After last night's Dolphins-Patriots opening game in Miami and remembering what happened last year, particularly the Dolphins' inability to win at home, two things should be obvious. One, Miami is overrated and the other is their problems are not at the coaching level.
It's well known that head coach Tony Sparano may be fired during or at the end of the season if the team does not meet expectations. After last year and now this first game, it should be apparent that expectations for the Dolphins are not realistic.
It is clear after last night's game, that battles against the Patriots and Jets and probably against other contending teams, are not games between contenders, but mismatches.

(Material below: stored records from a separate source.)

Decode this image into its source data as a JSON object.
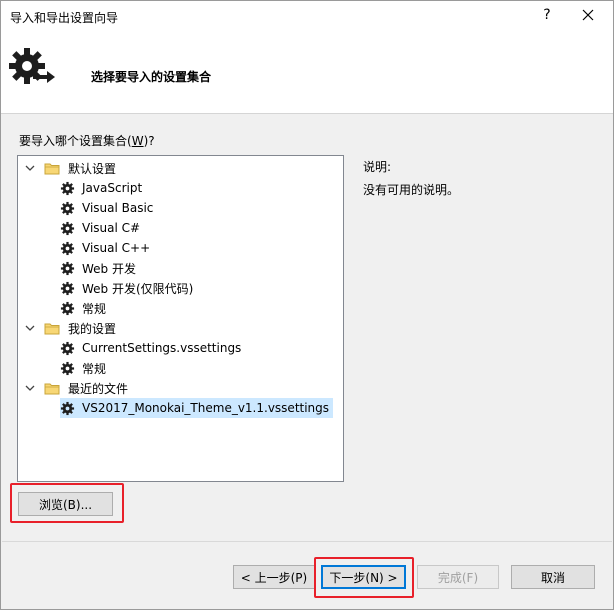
{
  "window": {
    "title": "导入和导出设置向导",
    "help_label": "?"
  },
  "header": {
    "icon": "gear-import-icon",
    "title": "选择要导入的设置集合"
  },
  "question": {
    "prefix": "要导入哪个设置集合(",
    "mnemonic": "W",
    "suffix": ")?"
  },
  "tree": {
    "groups": [
      {
        "label": "默认设置",
        "expanded": true,
        "items": [
          "JavaScript",
          "Visual Basic",
          "Visual C#",
          "Visual C++",
          "Web 开发",
          "Web 开发(仅限代码)",
          "常规"
        ]
      },
      {
        "label": "我的设置",
        "expanded": true,
        "items": [
          "CurrentSettings.vssettings",
          "常规"
        ]
      },
      {
        "label": "最近的文件",
        "expanded": true,
        "items": [
          "VS2017_Monokai_Theme_v1.1.vssettings"
        ]
      }
    ],
    "selected": "VS2017_Monokai_Theme_v1.1.vssettings"
  },
  "description": {
    "label": "说明:",
    "text": "没有可用的说明。"
  },
  "buttons": {
    "browse": "浏览(B)...",
    "prev": "< 上一步(P)",
    "next": "下一步(N) >",
    "finish": "完成(F)",
    "cancel": "取消"
  },
  "colors": {
    "highlight": "#e8202a",
    "selection": "#cce8ff",
    "primary_border": "#0078d7"
  }
}
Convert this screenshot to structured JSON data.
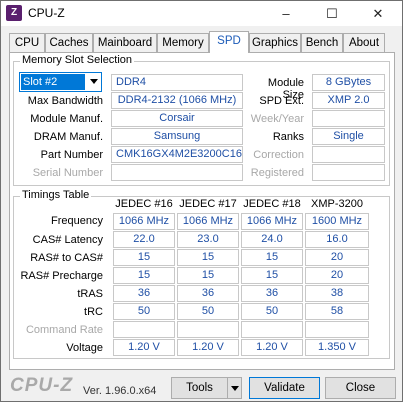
{
  "window": {
    "title": "CPU-Z",
    "app_icon": "cpu-z-icon",
    "controls": {
      "minimize": "–",
      "maximize": "☐",
      "close": "✕"
    }
  },
  "tabs": [
    "CPU",
    "Caches",
    "Mainboard",
    "Memory",
    "SPD",
    "Graphics",
    "Bench",
    "About"
  ],
  "active_tab": "SPD",
  "memory_slot": {
    "group_title": "Memory Slot Selection",
    "slot_selected": "Slot #2",
    "type": "DDR4",
    "module_size_label": "Module Size",
    "module_size": "8 GBytes",
    "max_bandwidth_label": "Max Bandwidth",
    "max_bandwidth": "DDR4-2132 (1066 MHz)",
    "spd_ext_label": "SPD Ext.",
    "spd_ext": "XMP 2.0",
    "module_manuf_label": "Module Manuf.",
    "module_manuf": "Corsair",
    "week_year_label": "Week/Year",
    "week_year": "",
    "dram_manuf_label": "DRAM Manuf.",
    "dram_manuf": "Samsung",
    "ranks_label": "Ranks",
    "ranks": "Single",
    "part_number_label": "Part Number",
    "part_number": "CMK16GX4M2E3200C16",
    "correction_label": "Correction",
    "correction": "",
    "serial_number_label": "Serial Number",
    "serial_number": "",
    "registered_label": "Registered",
    "registered": ""
  },
  "timings": {
    "group_title": "Timings Table",
    "columns": [
      "JEDEC #16",
      "JEDEC #17",
      "JEDEC #18",
      "XMP-3200"
    ],
    "rows": [
      {
        "label": "Frequency",
        "values": [
          "1066 MHz",
          "1066 MHz",
          "1066 MHz",
          "1600 MHz"
        ]
      },
      {
        "label": "CAS# Latency",
        "values": [
          "22.0",
          "23.0",
          "24.0",
          "16.0"
        ]
      },
      {
        "label": "RAS# to CAS#",
        "values": [
          "15",
          "15",
          "15",
          "20"
        ]
      },
      {
        "label": "RAS# Precharge",
        "values": [
          "15",
          "15",
          "15",
          "20"
        ]
      },
      {
        "label": "tRAS",
        "values": [
          "36",
          "36",
          "36",
          "38"
        ]
      },
      {
        "label": "tRC",
        "values": [
          "50",
          "50",
          "50",
          "58"
        ]
      },
      {
        "label": "Command Rate",
        "values": [
          "",
          "",
          "",
          ""
        ]
      },
      {
        "label": "Voltage",
        "values": [
          "1.20 V",
          "1.20 V",
          "1.20 V",
          "1.350 V"
        ]
      }
    ]
  },
  "footer": {
    "logo": "CPU-Z",
    "version": "Ver. 1.96.0.x64",
    "tools_label": "Tools",
    "validate_label": "Validate",
    "close_label": "Close"
  }
}
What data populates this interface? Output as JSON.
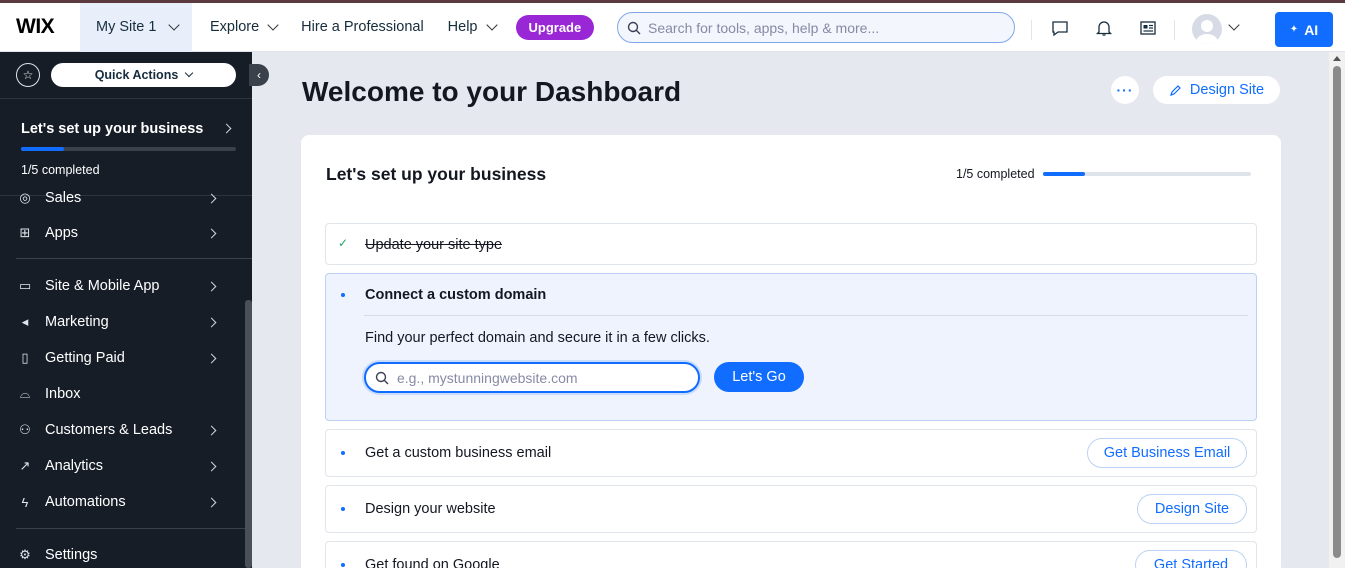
{
  "topbar": {
    "logo": "WIX",
    "site_selector": "My Site 1",
    "nav": [
      {
        "label": "Explore"
      },
      {
        "label": "Hire a Professional"
      },
      {
        "label": "Help"
      }
    ],
    "upgrade": "Upgrade",
    "search_placeholder": "Search for tools, apps, help & more...",
    "ai_label": "AI",
    "icons": [
      "chat-icon",
      "bell-icon",
      "news-icon",
      "avatar",
      "chevron-down-icon"
    ]
  },
  "sidebar": {
    "quick_actions": "Quick Actions",
    "setup": {
      "title": "Let's set up your business",
      "progress_text": "1/5 completed",
      "progress_fraction": 0.2
    },
    "items": [
      {
        "label": "Sales",
        "icon": "sales-icon",
        "has_arrow": true
      },
      {
        "label": "Apps",
        "icon": "apps-icon",
        "has_arrow": true
      },
      {
        "label": "Site & Mobile App",
        "icon": "site-icon",
        "has_arrow": true
      },
      {
        "label": "Marketing",
        "icon": "megaphone-icon",
        "has_arrow": true
      },
      {
        "label": "Getting Paid",
        "icon": "payment-icon",
        "has_arrow": true
      },
      {
        "label": "Inbox",
        "icon": "inbox-icon",
        "has_arrow": false
      },
      {
        "label": "Customers & Leads",
        "icon": "customers-icon",
        "has_arrow": true
      },
      {
        "label": "Analytics",
        "icon": "analytics-icon",
        "has_arrow": true
      },
      {
        "label": "Automations",
        "icon": "automations-icon",
        "has_arrow": true
      },
      {
        "label": "Settings",
        "icon": "gear-icon",
        "has_arrow": false
      }
    ]
  },
  "main": {
    "title": "Welcome to your Dashboard",
    "more_label": "···",
    "design_site": "Design Site",
    "card": {
      "title": "Let's set up your business",
      "progress_text": "1/5 completed",
      "progress_fraction": 0.2,
      "steps": [
        {
          "label": "Update your site type",
          "status": "done"
        },
        {
          "label": "Connect a custom domain",
          "status": "active",
          "description": "Find your perfect domain and secure it in a few clicks.",
          "input_placeholder": "e.g., mystunningwebsite.com",
          "button": "Let's Go"
        },
        {
          "label": "Get a custom business email",
          "action": "Get Business Email"
        },
        {
          "label": "Design your website",
          "action": "Design Site"
        },
        {
          "label": "Get found on Google",
          "action": "Get Started"
        }
      ]
    }
  },
  "colors": {
    "accent": "#116dff",
    "upgrade": "#9a27d5",
    "sidebar_bg": "#161d27",
    "page_bg": "#e5e8ef",
    "done_check": "#25a55f"
  }
}
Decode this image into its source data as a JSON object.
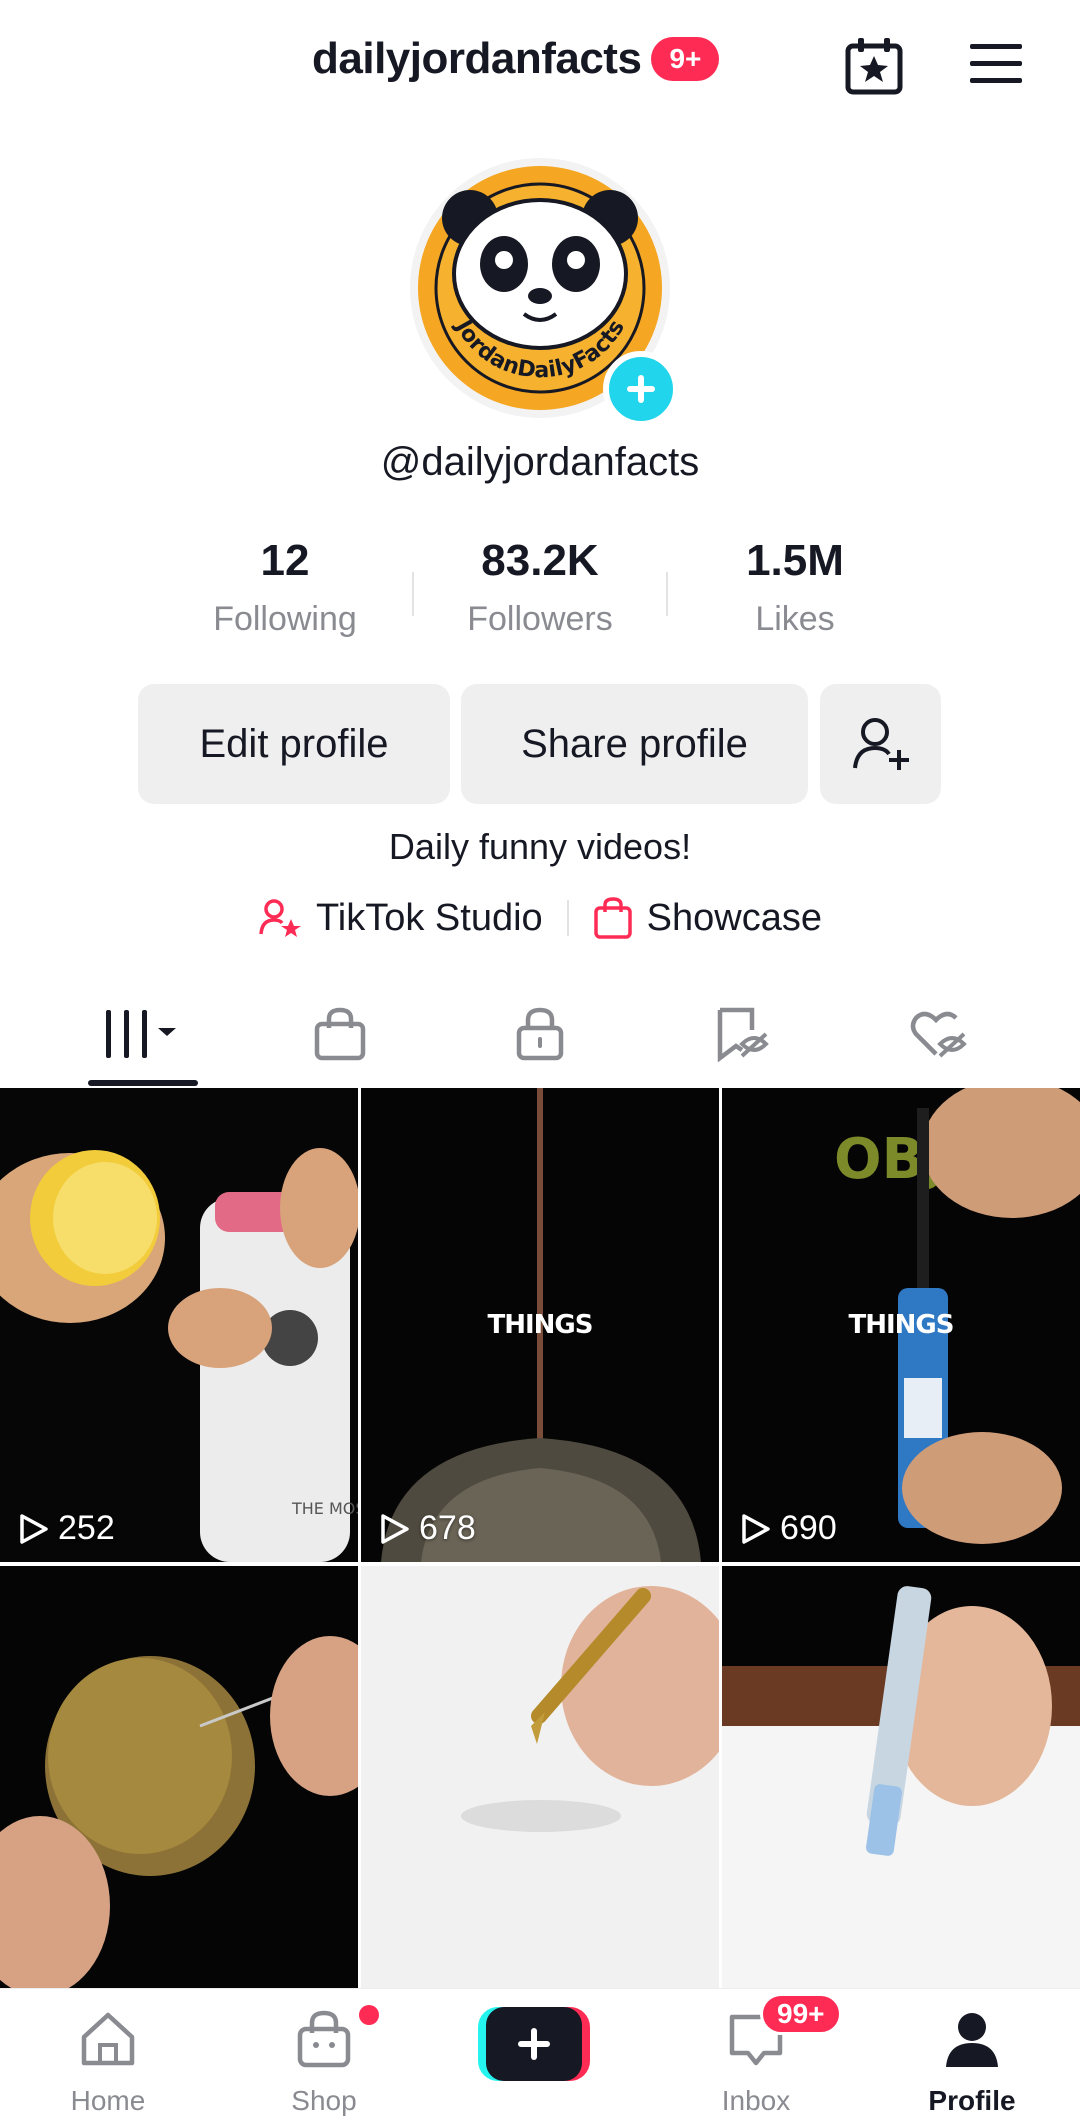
{
  "header": {
    "username": "dailyjordanfacts",
    "notif_badge": "9+",
    "calendar_icon": "calendar-star-icon",
    "menu_icon": "hamburger-menu-icon"
  },
  "profile": {
    "avatar_label": "JordanDailyFacts",
    "handle": "@dailyjordanfacts",
    "stats": [
      {
        "value": "12",
        "label": "Following"
      },
      {
        "value": "83.2K",
        "label": "Followers"
      },
      {
        "value": "1.5M",
        "label": "Likes"
      }
    ],
    "edit_label": "Edit profile",
    "share_label": "Share profile",
    "bio": "Daily funny videos!",
    "studio_label": "TikTok Studio",
    "showcase_label": "Showcase"
  },
  "tabs": [
    {
      "icon": "videos-grid-icon"
    },
    {
      "icon": "shopping-bag-icon"
    },
    {
      "icon": "lock-icon"
    },
    {
      "icon": "bookmark-hidden-icon"
    },
    {
      "icon": "liked-hidden-icon"
    }
  ],
  "videos": [
    {
      "views": "252",
      "overlay": ""
    },
    {
      "views": "678",
      "overlay": "THINGS"
    },
    {
      "views": "690",
      "overlay": "THINGS"
    },
    {
      "views": "",
      "overlay": ""
    },
    {
      "views": "",
      "overlay": ""
    },
    {
      "views": "",
      "overlay": ""
    }
  ],
  "video_overlay_extras": {
    "cell3_top_text": "OBJE",
    "cell1_corner_text": "THE MOS VERSAT"
  },
  "bottom_nav": [
    {
      "label": "Home"
    },
    {
      "label": "Shop"
    },
    {
      "label": ""
    },
    {
      "label": "Inbox",
      "badge": "99+"
    },
    {
      "label": "Profile"
    }
  ],
  "colors": {
    "accent_red": "#fe2c55",
    "accent_cyan": "#20d5ec",
    "text_primary": "#161823",
    "text_secondary": "#8a8b91"
  }
}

For most of the night the Dolphins played catch-up. They hung in the game until Wes Welker's record-tying 99 yard touchdown, which sent most of the fans to the exits.
Coaching can be blamed or praised for winning and losing, but after the repeated defeats of last year and now this first game, the verdict should be in and that is this team is just not good enough.
The coach can be blamed if he doesn't prepare the team properly to play, but that's not the problem now.
What is the matter with the Miami Dolphins?
The longer the game lasted, the more of a mismatch it became.
This team is overrated and the game is a mismatch when your starting quarterback has a career game of throwing for over 400 yards, and he still is completely overshadowed by his opponent and the team badly beaten.
This team is overrated and the game is a mismatch when the defense, supposedly the "strength" of the team looks like it can't stop anything and gives up nearly 40 points at home.
Much of the reasons for the high, unrealistic expectations came from the ease from which the Dolphins rose from doormat to division winner in one season.
That year, Patriot quarterback, Tom Brady was injured or still recovering from injury, and the Jets were still rebuilding. Everything that could go right for the Dolphins that season did.
But after last year and this first game, it is obvious that both the Patriots and Jets have better personnel and more depth to withstand injuries.
Instead of panicking, what is needed right now is a clear reassessment and an evaluation about which players can carry the team upward in the future and which areas need upgrading.
This team is probably somewhere in the middle of the pack, not near the top.
The team may eventually decide to fire Sparano and clean out the coaching staff.
However, the real problem is the old cliche: you can't make chicken soup from chicken feathers.